How Bitcoin stays Secure (using Proof of Work)
PoW is used to verify transactions within the protocol. The amount of electricity, time, and hardware invested in building the blockchain makes it incredibly costly to launch attacks on the information stored within it. If someone had enough computing power to disrupt Bitcoin – which no one does – it would be more profitable to simply start mining it instead.
From Monetization of Trust to Trust-less Transactions
The blockchain is a technology that automates trust-less transactions. Let’s break it down even further to help you understand how blockchain works.
Without trust, individuals will not engage in transactions because of the fear of theft or loss. If you wanted to send money to your friend, would you give your money to someone you don’t know and hope he’ll pass the money to your friend?
Credit cards are an example of a digital transaction system that monetizes trust.
- Credit card users believe the credit card companies will not steal their money.
- Businesses trust in the credit card companies ability to transfer funds from the customer to their account.
In exchange for this trust, the business is charged a transaction fee on every item sold.

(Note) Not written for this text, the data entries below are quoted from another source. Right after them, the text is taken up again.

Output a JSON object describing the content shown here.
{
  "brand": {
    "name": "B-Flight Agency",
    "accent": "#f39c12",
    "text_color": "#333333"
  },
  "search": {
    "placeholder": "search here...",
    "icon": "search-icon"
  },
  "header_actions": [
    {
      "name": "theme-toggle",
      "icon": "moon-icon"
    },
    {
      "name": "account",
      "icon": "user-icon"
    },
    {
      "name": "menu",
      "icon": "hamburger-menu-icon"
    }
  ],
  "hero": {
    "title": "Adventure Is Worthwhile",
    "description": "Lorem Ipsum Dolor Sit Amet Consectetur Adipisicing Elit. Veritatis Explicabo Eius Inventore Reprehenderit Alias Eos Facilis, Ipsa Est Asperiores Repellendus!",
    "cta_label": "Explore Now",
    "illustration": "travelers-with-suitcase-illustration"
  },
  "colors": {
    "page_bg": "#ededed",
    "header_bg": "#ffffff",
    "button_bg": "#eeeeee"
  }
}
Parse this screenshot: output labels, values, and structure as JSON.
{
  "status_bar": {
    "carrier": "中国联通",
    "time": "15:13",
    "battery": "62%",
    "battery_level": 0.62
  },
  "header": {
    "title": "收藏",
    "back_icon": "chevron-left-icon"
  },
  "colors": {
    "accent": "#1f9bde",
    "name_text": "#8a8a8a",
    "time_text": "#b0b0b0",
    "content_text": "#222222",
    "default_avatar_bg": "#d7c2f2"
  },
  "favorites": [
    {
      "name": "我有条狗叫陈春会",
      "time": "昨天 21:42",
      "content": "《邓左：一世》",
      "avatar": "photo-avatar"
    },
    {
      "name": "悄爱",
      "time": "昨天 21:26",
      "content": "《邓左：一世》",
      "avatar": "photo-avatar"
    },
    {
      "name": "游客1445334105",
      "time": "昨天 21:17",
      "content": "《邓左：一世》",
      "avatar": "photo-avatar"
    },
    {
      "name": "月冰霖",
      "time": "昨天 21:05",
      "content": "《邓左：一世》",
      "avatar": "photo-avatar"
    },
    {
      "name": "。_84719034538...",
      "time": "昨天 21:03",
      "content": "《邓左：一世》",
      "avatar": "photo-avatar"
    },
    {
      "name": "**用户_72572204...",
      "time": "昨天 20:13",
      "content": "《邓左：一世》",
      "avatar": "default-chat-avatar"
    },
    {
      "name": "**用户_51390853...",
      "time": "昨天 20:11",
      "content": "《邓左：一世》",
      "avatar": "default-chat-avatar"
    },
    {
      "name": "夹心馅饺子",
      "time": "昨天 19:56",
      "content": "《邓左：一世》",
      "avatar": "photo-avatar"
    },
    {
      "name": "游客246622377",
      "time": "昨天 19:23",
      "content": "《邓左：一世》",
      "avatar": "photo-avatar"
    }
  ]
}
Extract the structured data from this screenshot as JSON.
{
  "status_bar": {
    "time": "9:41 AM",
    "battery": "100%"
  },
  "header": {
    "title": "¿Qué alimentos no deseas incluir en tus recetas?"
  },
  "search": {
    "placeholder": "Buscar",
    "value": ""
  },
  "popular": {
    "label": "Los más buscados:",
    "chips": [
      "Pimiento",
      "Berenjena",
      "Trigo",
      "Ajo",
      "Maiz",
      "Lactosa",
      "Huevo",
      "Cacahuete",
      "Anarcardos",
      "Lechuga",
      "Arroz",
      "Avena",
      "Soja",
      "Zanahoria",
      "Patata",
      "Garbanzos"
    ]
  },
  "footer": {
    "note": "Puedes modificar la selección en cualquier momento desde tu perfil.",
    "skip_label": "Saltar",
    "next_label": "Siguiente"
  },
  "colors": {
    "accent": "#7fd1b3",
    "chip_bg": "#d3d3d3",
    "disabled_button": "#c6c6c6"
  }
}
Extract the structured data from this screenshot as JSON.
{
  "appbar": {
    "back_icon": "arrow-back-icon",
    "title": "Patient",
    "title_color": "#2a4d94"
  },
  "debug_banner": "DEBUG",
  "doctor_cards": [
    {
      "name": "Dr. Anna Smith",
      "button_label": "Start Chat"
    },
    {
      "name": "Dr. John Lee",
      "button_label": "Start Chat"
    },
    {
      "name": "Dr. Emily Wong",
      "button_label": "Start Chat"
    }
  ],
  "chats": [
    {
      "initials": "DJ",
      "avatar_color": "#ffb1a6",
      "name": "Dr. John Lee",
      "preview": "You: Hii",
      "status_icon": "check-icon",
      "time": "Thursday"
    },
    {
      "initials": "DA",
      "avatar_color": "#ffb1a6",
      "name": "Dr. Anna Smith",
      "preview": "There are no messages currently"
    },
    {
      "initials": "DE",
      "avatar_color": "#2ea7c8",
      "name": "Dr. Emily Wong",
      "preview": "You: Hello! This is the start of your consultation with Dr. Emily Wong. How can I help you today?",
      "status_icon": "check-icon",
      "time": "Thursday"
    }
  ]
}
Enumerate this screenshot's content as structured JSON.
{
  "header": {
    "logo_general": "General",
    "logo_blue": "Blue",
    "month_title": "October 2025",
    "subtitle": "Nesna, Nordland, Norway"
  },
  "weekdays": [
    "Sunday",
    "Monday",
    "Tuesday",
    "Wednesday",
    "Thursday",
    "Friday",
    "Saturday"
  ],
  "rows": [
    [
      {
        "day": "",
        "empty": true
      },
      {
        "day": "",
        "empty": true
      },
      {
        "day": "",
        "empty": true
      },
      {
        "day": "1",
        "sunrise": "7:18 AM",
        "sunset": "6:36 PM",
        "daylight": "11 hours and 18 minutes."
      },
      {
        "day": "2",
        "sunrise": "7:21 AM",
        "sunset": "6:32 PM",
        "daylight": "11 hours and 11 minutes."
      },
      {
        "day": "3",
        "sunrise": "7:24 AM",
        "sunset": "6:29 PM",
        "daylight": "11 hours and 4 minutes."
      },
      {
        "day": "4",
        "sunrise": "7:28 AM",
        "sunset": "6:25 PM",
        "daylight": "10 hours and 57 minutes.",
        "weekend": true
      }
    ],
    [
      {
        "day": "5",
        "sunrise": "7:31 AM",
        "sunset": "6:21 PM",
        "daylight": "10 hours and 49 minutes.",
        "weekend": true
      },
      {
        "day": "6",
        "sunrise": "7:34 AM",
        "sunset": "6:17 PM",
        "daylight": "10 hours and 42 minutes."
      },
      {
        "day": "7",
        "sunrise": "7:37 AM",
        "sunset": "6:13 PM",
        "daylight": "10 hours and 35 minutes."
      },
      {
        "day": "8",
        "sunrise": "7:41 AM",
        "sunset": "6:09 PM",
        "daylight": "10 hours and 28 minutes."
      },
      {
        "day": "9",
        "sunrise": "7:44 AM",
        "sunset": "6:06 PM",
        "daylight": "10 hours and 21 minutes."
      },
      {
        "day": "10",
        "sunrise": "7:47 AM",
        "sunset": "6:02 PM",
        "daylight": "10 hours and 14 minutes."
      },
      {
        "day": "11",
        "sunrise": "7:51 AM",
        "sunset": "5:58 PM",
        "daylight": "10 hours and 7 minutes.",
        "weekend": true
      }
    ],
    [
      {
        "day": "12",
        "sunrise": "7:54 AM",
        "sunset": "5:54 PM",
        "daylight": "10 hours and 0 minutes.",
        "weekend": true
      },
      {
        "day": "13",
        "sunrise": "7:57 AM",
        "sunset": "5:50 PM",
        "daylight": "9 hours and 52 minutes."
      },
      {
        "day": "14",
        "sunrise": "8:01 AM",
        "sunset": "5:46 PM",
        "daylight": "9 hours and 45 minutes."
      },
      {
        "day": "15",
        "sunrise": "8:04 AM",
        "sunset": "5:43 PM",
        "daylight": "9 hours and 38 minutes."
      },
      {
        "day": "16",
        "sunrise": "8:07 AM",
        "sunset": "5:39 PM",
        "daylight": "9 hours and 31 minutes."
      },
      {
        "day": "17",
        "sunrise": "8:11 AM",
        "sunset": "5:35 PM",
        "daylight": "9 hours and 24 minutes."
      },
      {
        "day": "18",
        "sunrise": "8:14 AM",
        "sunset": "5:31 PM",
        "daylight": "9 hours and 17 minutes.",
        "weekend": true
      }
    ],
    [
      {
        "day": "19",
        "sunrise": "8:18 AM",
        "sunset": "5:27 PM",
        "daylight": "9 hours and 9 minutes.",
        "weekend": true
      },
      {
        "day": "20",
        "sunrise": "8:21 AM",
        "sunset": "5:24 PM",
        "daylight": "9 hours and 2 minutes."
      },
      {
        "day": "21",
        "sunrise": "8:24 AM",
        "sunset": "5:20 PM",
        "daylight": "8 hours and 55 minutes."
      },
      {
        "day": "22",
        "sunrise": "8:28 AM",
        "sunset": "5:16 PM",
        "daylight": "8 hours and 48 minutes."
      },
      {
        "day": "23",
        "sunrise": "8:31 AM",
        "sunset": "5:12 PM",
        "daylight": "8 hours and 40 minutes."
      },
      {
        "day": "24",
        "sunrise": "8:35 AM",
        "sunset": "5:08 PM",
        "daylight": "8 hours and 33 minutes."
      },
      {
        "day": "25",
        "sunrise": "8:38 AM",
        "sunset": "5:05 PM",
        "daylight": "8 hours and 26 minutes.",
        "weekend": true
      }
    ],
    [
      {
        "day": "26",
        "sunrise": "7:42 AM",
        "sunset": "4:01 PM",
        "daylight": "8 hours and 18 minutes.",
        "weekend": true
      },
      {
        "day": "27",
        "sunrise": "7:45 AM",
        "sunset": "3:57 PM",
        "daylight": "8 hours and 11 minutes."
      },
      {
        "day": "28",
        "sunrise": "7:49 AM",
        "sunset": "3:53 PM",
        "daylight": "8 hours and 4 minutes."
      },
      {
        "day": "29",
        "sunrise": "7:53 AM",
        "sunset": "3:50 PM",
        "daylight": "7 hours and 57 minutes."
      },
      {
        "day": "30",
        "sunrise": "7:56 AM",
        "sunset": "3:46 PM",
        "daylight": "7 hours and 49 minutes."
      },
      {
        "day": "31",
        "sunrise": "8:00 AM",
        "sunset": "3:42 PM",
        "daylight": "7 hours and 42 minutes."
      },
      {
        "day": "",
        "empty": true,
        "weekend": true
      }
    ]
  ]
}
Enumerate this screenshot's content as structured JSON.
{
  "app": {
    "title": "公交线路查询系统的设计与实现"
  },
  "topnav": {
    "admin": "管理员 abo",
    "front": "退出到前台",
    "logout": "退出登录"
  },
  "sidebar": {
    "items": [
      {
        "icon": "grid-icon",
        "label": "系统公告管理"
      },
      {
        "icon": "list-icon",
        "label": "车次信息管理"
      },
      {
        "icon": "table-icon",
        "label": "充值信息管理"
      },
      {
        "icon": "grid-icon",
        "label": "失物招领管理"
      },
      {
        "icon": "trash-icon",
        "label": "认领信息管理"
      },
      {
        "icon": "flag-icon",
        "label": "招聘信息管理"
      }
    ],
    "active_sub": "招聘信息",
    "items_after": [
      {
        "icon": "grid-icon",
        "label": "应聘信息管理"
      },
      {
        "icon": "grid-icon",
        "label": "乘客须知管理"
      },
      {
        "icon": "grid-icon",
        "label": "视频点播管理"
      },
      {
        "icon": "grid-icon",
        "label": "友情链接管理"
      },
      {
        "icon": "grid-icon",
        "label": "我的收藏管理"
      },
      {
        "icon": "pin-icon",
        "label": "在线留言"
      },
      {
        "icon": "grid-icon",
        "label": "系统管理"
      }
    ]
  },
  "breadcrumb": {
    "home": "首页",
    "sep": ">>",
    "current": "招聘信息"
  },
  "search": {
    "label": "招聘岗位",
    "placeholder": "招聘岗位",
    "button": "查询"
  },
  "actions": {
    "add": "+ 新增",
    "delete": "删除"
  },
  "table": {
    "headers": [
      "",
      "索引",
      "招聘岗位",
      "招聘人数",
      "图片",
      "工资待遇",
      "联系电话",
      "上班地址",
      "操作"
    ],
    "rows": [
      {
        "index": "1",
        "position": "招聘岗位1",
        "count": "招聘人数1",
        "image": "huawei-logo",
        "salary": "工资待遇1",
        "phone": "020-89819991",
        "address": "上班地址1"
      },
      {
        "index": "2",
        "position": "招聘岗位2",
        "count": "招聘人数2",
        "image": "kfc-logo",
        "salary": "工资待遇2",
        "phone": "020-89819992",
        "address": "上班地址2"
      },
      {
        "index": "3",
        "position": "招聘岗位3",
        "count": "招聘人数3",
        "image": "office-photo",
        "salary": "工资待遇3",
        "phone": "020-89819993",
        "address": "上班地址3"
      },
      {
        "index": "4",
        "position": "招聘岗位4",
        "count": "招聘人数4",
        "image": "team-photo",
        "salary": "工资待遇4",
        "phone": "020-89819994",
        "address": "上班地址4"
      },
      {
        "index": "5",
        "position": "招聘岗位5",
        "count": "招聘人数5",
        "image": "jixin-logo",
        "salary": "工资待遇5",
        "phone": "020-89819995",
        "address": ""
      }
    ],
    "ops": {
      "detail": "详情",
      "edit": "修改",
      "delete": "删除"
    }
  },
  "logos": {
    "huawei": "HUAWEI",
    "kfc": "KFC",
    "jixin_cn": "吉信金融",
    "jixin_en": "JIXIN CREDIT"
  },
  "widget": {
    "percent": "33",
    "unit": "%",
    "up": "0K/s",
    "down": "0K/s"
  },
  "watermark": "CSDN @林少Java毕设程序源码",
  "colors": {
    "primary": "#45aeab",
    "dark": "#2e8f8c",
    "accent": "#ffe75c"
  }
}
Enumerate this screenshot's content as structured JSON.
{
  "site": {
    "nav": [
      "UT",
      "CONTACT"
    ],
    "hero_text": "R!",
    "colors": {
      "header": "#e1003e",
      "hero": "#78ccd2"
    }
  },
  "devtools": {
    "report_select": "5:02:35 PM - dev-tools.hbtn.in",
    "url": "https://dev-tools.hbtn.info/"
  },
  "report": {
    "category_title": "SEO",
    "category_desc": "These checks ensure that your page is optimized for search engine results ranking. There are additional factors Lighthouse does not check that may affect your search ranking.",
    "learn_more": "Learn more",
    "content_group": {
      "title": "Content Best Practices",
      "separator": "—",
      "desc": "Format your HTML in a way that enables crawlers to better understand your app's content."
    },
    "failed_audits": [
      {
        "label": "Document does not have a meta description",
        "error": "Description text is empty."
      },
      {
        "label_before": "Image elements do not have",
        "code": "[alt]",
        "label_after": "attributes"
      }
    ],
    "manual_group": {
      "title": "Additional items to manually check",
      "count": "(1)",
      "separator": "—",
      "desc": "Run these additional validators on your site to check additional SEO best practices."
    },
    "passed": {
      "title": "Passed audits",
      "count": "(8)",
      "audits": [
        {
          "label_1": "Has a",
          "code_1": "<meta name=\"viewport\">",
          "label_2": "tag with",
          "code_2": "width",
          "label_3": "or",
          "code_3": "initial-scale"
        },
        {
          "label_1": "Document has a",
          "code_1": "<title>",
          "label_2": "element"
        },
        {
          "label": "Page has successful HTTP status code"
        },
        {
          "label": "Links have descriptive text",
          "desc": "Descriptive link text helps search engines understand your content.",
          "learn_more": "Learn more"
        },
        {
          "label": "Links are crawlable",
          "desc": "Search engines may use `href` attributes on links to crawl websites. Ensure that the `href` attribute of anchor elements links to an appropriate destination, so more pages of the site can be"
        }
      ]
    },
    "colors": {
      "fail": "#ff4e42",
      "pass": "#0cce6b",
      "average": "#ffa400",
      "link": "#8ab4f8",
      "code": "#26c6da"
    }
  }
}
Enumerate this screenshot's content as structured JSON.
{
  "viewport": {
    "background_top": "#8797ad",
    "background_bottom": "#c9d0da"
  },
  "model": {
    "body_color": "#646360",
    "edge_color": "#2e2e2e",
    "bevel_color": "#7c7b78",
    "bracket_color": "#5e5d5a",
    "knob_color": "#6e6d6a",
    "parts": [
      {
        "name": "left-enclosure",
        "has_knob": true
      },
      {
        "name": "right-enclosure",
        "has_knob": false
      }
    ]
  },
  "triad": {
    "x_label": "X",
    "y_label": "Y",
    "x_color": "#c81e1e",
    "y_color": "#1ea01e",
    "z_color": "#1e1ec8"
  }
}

Inversely, the credit card companies charge interest to users who do not pay their bills on time. A 3rd party entity – the credit card company – is the trusted intermediary that facilitates digital transactions.
Blockchain technology enables digital value transactions without requiring a 3rd party for trust. The trust is automated within the technology, taking the place of a credit card company and reducing friction for all users involved. Imagine you could purchase or sell a good or service without being beholden to a credit card company or a bank – that is one big advantage of blockchain technology.